**What to do:**
While reading through the material below, copy each line that holds the word "pixelated".
········
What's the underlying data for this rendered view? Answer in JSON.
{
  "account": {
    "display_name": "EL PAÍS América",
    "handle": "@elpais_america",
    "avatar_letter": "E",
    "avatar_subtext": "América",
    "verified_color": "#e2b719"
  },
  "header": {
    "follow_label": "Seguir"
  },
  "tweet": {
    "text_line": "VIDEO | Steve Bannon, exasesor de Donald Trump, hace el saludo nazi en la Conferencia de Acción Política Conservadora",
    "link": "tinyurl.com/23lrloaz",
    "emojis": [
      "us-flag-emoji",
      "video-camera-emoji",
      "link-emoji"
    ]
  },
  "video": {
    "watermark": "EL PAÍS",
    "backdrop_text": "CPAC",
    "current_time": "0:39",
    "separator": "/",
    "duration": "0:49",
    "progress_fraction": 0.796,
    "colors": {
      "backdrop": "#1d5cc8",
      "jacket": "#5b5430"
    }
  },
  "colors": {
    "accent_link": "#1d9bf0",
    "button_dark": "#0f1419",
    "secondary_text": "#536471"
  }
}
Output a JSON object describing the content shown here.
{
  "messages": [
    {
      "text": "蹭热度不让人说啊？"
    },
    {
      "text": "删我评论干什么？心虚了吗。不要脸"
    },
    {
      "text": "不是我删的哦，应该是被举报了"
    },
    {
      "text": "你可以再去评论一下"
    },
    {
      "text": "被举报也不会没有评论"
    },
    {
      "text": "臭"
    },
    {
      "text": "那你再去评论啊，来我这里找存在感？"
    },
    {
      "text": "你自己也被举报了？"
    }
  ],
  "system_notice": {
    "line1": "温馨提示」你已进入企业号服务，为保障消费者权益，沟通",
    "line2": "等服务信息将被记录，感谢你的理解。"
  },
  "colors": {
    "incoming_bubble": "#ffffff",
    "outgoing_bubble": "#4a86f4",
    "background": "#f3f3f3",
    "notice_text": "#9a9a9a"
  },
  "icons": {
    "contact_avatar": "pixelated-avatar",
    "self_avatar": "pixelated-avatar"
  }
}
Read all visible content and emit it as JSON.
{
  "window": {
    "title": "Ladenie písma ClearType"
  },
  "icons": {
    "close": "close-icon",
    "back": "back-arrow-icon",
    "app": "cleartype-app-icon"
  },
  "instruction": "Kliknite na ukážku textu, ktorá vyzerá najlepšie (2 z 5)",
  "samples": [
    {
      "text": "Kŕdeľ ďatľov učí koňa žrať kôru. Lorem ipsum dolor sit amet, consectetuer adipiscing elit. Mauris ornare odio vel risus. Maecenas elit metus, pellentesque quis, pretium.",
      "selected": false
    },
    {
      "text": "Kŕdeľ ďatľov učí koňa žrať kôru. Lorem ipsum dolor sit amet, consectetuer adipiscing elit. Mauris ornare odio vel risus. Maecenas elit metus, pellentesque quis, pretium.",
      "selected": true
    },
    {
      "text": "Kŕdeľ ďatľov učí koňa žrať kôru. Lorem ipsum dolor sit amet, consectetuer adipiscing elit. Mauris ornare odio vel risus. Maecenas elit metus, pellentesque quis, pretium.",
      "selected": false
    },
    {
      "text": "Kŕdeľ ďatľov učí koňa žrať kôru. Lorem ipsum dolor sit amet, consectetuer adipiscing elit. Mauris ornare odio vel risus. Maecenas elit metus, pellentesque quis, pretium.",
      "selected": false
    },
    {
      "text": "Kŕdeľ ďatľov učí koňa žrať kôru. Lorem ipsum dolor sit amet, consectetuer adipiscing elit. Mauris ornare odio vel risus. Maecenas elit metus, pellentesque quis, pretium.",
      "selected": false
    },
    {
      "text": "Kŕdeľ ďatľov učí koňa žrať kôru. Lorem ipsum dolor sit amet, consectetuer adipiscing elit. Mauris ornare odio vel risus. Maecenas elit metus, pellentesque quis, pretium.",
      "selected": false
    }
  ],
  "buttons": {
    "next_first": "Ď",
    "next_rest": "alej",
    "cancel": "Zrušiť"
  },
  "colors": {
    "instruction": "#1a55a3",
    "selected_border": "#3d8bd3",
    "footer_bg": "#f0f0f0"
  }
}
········
**Result:**
    "contact_avatar": "pixelated-avatar",
    "self_avatar": "pixelated-avatar"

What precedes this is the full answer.